• [EXERCISE] Return every line of the records that includes the string "name".

---+---

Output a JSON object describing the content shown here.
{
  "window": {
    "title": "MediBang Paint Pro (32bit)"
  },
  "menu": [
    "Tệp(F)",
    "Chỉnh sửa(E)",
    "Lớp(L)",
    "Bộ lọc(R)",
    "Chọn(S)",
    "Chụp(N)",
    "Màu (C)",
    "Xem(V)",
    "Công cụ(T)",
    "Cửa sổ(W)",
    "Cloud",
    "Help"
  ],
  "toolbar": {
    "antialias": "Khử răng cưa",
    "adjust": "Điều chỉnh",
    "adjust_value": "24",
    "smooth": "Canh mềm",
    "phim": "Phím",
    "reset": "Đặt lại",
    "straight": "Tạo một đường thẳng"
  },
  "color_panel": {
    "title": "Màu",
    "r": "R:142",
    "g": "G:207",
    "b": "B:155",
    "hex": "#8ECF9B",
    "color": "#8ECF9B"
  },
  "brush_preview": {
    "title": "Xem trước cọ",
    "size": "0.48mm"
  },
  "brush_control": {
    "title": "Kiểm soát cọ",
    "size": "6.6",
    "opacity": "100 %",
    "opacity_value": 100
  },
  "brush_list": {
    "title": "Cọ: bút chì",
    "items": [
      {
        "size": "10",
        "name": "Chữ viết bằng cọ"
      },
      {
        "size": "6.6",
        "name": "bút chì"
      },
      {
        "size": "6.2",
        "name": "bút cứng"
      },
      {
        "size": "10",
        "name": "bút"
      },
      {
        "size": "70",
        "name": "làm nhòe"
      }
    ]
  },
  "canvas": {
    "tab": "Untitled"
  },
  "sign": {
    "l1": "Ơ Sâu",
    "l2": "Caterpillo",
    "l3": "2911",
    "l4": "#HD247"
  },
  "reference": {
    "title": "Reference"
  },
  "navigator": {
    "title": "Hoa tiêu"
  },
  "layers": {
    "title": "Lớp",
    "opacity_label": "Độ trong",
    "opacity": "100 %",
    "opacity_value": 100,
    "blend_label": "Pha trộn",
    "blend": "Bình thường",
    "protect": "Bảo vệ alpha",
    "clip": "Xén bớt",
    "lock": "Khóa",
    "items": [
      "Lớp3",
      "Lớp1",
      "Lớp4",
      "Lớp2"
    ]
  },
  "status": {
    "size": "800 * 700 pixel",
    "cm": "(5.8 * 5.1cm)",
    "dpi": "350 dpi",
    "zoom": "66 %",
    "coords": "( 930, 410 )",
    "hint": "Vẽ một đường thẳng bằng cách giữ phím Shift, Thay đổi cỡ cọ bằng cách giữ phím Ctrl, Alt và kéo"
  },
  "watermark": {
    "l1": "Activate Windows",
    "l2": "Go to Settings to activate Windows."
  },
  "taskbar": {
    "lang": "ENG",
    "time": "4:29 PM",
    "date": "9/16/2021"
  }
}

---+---

• [RESULT OF THE EXERCISE]
        "name": "Chữ viết bằng cọ"
        "name": "bút chì"
        "name": "bút cứng"
        "name": "bút"
        "name": "làm nhòe"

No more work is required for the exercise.